Prices are likely to come down
EV sales are gaining ground, but their relatively high sticker price keeps many people from opting in.
The average transaction price (ATP) of mainstream EVs such as the Chevrolet Bolt or Kia Niro EV was $39,010 for the first half of 2021, according to TrueCar.Kelley Blue Book reported in July that the ATP of the subcompact and slightly larger compact SUV or crossover segment reached $27,687 and $32,747 respectively.
It’s currently more expensive for a manufacturer to produce an electric car than a comparable gasoline-powered vehicle — with a good chunk of that cost going toward the battery. But because of decreasing battery expenses, some analysts anticipate it will cost the same to build an EV as an ICE-powered variant by 2024. This could make EVs more accessible to buyers.

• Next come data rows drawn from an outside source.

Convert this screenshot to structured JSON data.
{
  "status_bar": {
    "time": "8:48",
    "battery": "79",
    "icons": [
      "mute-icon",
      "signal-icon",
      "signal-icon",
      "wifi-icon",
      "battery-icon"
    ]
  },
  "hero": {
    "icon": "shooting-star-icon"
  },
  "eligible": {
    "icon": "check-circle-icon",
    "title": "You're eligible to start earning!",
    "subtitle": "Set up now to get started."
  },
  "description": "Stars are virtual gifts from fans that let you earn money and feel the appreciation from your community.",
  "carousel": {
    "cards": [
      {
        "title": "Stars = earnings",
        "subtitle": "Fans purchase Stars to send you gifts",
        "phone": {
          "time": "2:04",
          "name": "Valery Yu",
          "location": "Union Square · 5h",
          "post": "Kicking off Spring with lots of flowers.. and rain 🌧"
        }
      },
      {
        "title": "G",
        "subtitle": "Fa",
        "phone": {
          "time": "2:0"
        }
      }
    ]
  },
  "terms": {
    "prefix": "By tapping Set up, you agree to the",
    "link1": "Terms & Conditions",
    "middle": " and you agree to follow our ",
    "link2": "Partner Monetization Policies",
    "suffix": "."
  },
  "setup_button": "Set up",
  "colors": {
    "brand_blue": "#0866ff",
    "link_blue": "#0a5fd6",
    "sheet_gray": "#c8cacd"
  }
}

The federal government offers up to $7,500 in tax credits to help make an EV purchase more affordable. And several states, cities and utility companies also provide their own incentives. For instance, some state and city programs include cash rebates, tax deductions, reduced registration fees, lower tolls or access to high-occupancy vehicle (HOV) lanes. When doing your research, be sure to read the fine print on any offers. Programs may have residency requirements, income caps and restrictions on which vehicles qualify.
On the charging station front, the federal government offers a tax credit of up to $1,000 for installation and 30% off a JuiceBox home charging station. Also, ask your utility company about any incentives they may offer, as well as for details on plans with low rates.

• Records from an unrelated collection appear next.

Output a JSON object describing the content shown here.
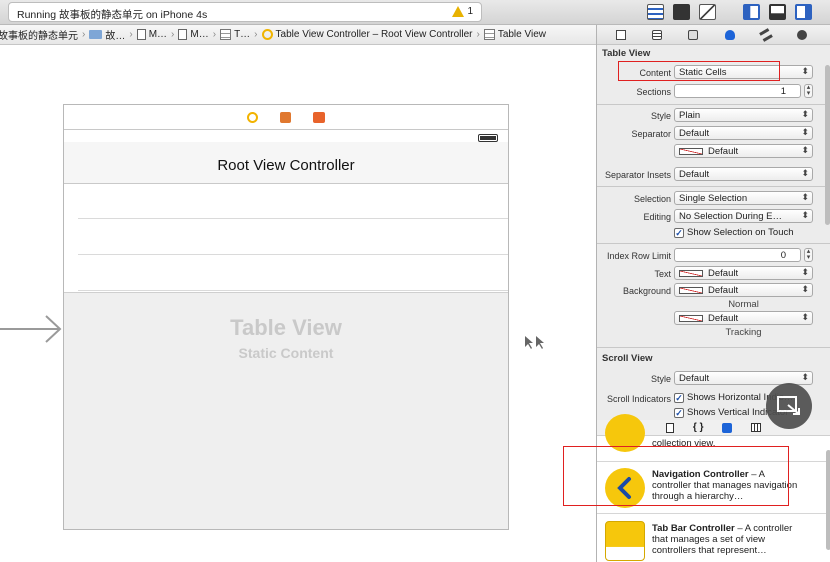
{
  "toolbar": {
    "status": "Running 故事板的静态单元 on iPhone 4s",
    "warning_count": "1"
  },
  "jumpbar": {
    "items": [
      "故事板的静态单元",
      "故…",
      "M…",
      "M…",
      "T…",
      "Table View Controller – Root View Controller",
      "Table View"
    ]
  },
  "canvas": {
    "nav_title": "Root View Controller",
    "placeholder_title": "Table View",
    "placeholder_subtitle": "Static Content"
  },
  "inspector": {
    "table_view": {
      "section_title": "Table View",
      "content_label": "Content",
      "content_value": "Static Cells",
      "sections_label": "Sections",
      "sections_value": "1",
      "style_label": "Style",
      "style_value": "Plain",
      "separator_label": "Separator",
      "separator_value": "Default",
      "separator_color_value": "Default",
      "separator_insets_label": "Separator Insets",
      "separator_insets_value": "Default",
      "selection_label": "Selection",
      "selection_value": "Single Selection",
      "editing_label": "Editing",
      "editing_value": "No Selection During E…",
      "show_selection_label": "Show Selection on Touch",
      "index_row_limit_label": "Index Row Limit",
      "index_row_limit_value": "0",
      "text_label": "Text",
      "text_value": "Default",
      "background_label": "Background",
      "background_value": "Default",
      "normal_label": "Normal",
      "tracking_value": "Default",
      "tracking_label": "Tracking"
    },
    "scroll_view": {
      "section_title": "Scroll View",
      "style_label": "Style",
      "style_value": "Default",
      "indicators_label": "Scroll Indicators",
      "horizontal_label": "Shows Horizontal Indic…",
      "vertical_label": "Shows Vertical Indicator"
    }
  },
  "library": {
    "items": [
      {
        "desc": "collection view."
      },
      {
        "title": "Navigation Controller",
        "desc": " – A controller that manages navigation through a hierarchy…"
      },
      {
        "title": "Tab Bar Controller",
        "desc": " – A controller that manages a set of view controllers that represent…"
      }
    ]
  },
  "colors": {
    "highlight": "#e02020",
    "accent": "#1d4fa8",
    "library_icon": "#f6c70c"
  }
}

You have charging choices
EV chargers come in different categories. When buying a vehicle, many people receive a Level 1, 110-volt cord or charger system, which can plug into most conventional household outlets. I opted to install a Level 2, 240-volt charger. It enables my vehicles to gain up to 25 miles of driving range per hour (RPH) of charging when electricity rates are at their lowest cost.
A 240-volt charger offers a faster charge, but don’t feel obligated to get one. Many drivers use a 110-volt charging cable and also charge their vehicles using public stations. Through an overnight charge, Level 1 charging can replenish to 60 miles a day in range, which is enough for most people on most days, says Chris Harto, senior policy analyst for Consumer Reports.

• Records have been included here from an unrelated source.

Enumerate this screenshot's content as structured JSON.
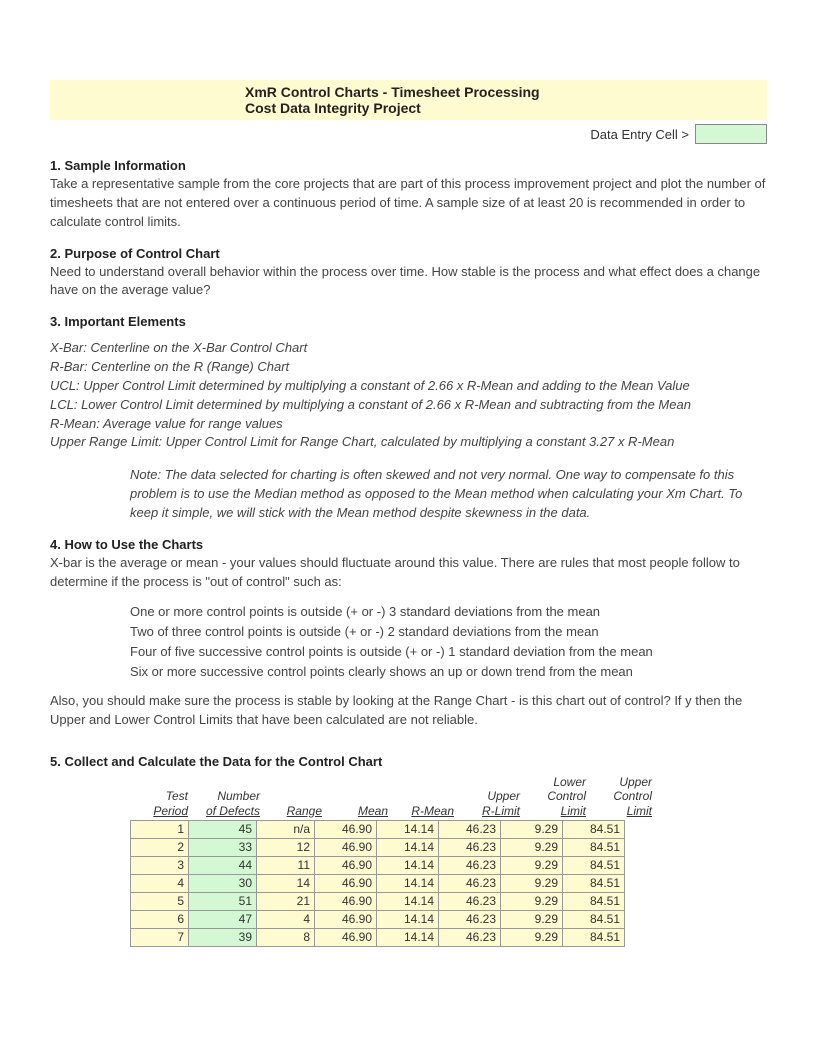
{
  "header": {
    "title_line1": "XmR Control Charts - Timesheet Processing",
    "title_line2": "Cost Data Integrity Project",
    "data_entry_label": "Data Entry Cell >"
  },
  "sections": {
    "s1_h": "1. Sample Information",
    "s1_p": "Take a representative sample from the core projects that are part of this process improvement project and plot the number of timesheets that are not entered over a continuous period of time.  A sample size of at least 20 is recommended in order to calculate control limits.",
    "s2_h": "2. Purpose of Control Chart",
    "s2_p": "Need to understand overall behavior within the process over time. How stable is the process and what effect does a change have on the average value?",
    "s3_h": "3. Important Elements",
    "defs": {
      "d1": "X-Bar: Centerline on the X-Bar Control Chart",
      "d2": "R-Bar: Centerline on the R (Range) Chart",
      "d3": "UCL: Upper Control Limit determined by multiplying a constant of 2.66 x R-Mean and adding to the Mean Value",
      "d4": "LCL: Lower Control Limit determined by multiplying a constant of 2.66 x R-Mean and subtracting from the Mean",
      "d5": "R-Mean: Average value for range values",
      "d6": "Upper Range Limit: Upper Control Limit for Range Chart, calculated by multiplying a constant 3.27 x R-Mean"
    },
    "note": "Note: The data selected for charting is often skewed and not very normal. One way to compensate fo this problem is to use the Median method as opposed to the Mean method when calculating your Xm Chart. To keep it simple, we will stick with the Mean method despite skewness in the data.",
    "s4_h": "4. How to Use the Charts",
    "s4_p1": "X-bar is the average or mean - your values should fluctuate around this value. There are rules that most people follow to determine if the process is \"out of control\" such as:",
    "rules": {
      "r1": "One or more control points is outside (+ or -) 3 standard deviations from the mean",
      "r2": "Two of three control points is outside (+ or -) 2 standard deviations from the mean",
      "r3": "Four of five successive control points is outside (+ or -) 1 standard deviation from the mean",
      "r4": "Six or more successive control points clearly shows an up or down trend from the mean"
    },
    "s4_p2": "Also, you should make sure the process is stable by looking at the Range Chart - is this chart out of control? If y then the Upper and Lower Control Limits that have been calculated are not reliable.",
    "s5_h": "5. Collect and Calculate the Data for the Control Chart"
  },
  "table": {
    "headers": {
      "period_l1": "Test",
      "period_l2": "Period",
      "defects_l1": "Number",
      "defects_l2": "of Defects",
      "range": "Range",
      "mean": "Mean",
      "rmean": "R-Mean",
      "urlimit_l1": "Upper",
      "urlimit_l2": "R-Limit",
      "lcl_l1": "Lower",
      "lcl_l2": "Control",
      "lcl_l3": "Limit",
      "ucl_l1": "Upper",
      "ucl_l2": "Control",
      "ucl_l3": "Limit"
    },
    "rows": [
      {
        "period": "1",
        "defects": "45",
        "range": "n/a",
        "mean": "46.90",
        "rmean": "14.14",
        "urlimit": "46.23",
        "lcl": "9.29",
        "ucl": "84.51"
      },
      {
        "period": "2",
        "defects": "33",
        "range": "12",
        "mean": "46.90",
        "rmean": "14.14",
        "urlimit": "46.23",
        "lcl": "9.29",
        "ucl": "84.51"
      },
      {
        "period": "3",
        "defects": "44",
        "range": "11",
        "mean": "46.90",
        "rmean": "14.14",
        "urlimit": "46.23",
        "lcl": "9.29",
        "ucl": "84.51"
      },
      {
        "period": "4",
        "defects": "30",
        "range": "14",
        "mean": "46.90",
        "rmean": "14.14",
        "urlimit": "46.23",
        "lcl": "9.29",
        "ucl": "84.51"
      },
      {
        "period": "5",
        "defects": "51",
        "range": "21",
        "mean": "46.90",
        "rmean": "14.14",
        "urlimit": "46.23",
        "lcl": "9.29",
        "ucl": "84.51"
      },
      {
        "period": "6",
        "defects": "47",
        "range": "4",
        "mean": "46.90",
        "rmean": "14.14",
        "urlimit": "46.23",
        "lcl": "9.29",
        "ucl": "84.51"
      },
      {
        "period": "7",
        "defects": "39",
        "range": "8",
        "mean": "46.90",
        "rmean": "14.14",
        "urlimit": "46.23",
        "lcl": "9.29",
        "ucl": "84.51"
      }
    ]
  },
  "chart_data": {
    "type": "table",
    "title": "XmR Control Chart Data",
    "columns": [
      "Test Period",
      "Number of Defects",
      "Range",
      "Mean",
      "R-Mean",
      "Upper R-Limit",
      "Lower Control Limit",
      "Upper Control Limit"
    ],
    "rows": [
      [
        1,
        45,
        null,
        46.9,
        14.14,
        46.23,
        9.29,
        84.51
      ],
      [
        2,
        33,
        12,
        46.9,
        14.14,
        46.23,
        9.29,
        84.51
      ],
      [
        3,
        44,
        11,
        46.9,
        14.14,
        46.23,
        9.29,
        84.51
      ],
      [
        4,
        30,
        14,
        46.9,
        14.14,
        46.23,
        9.29,
        84.51
      ],
      [
        5,
        51,
        21,
        46.9,
        14.14,
        46.23,
        9.29,
        84.51
      ],
      [
        6,
        47,
        4,
        46.9,
        14.14,
        46.23,
        9.29,
        84.51
      ],
      [
        7,
        39,
        8,
        46.9,
        14.14,
        46.23,
        9.29,
        84.51
      ]
    ]
  }
}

Costs to use public charging stations can vary from free to approximately $.50 a kilowatt, depending on the network and location. Some manufacturers also throw in charging perks when you make a purchase, such as Ford’s two-year complimentary access to the more than North American charging stations in its Blue Oval Charge Network. However, keep in mind that while access to public charging is growing, it is still largely underdeveloped outside of major metropolitan areas.
Save on repairs
Another reason to consider an EV: Consumers save on average 50% of repair and maintenance costs compared to ICE-equipped vehicles, according to Consumer Reports. This adds up to more than $6,000 in savings over the life of a vehicle. PHEVs offer similar benefits. “A plug-in hybrid only uses its gasoline engine 25% to 50% of the time, and that puts less wear and tear on the powertrain components,” says Harto.
Do your due diligence
More interested than ever in purchasing an EV? Be sure to give any vehicle a try before you buy. Take advantage of extended at-home test drives from several different manufacturers to make sure you find the right fit for your lifestyle and any commute.
At the same time, watch for changing legislation that could increase or change federal incentives for prospective EV buyers. This spring, lawmakers proposed new legislation that could increase federal EV incentives for some vehicles up to $12,500.
If you’re on the fence, remember that you don’t have to go all in. Most plug-in hybrids can power 50% to 75% of their driving using electricity, resulting in significant fuel savings and have a lower total cost of ownership than full battery-electric vehicles.
Interested in buying an electric vehicle, plug-in hybrid or traditional gas-powered vehicle? Here’s what to consider before you head to the car lot.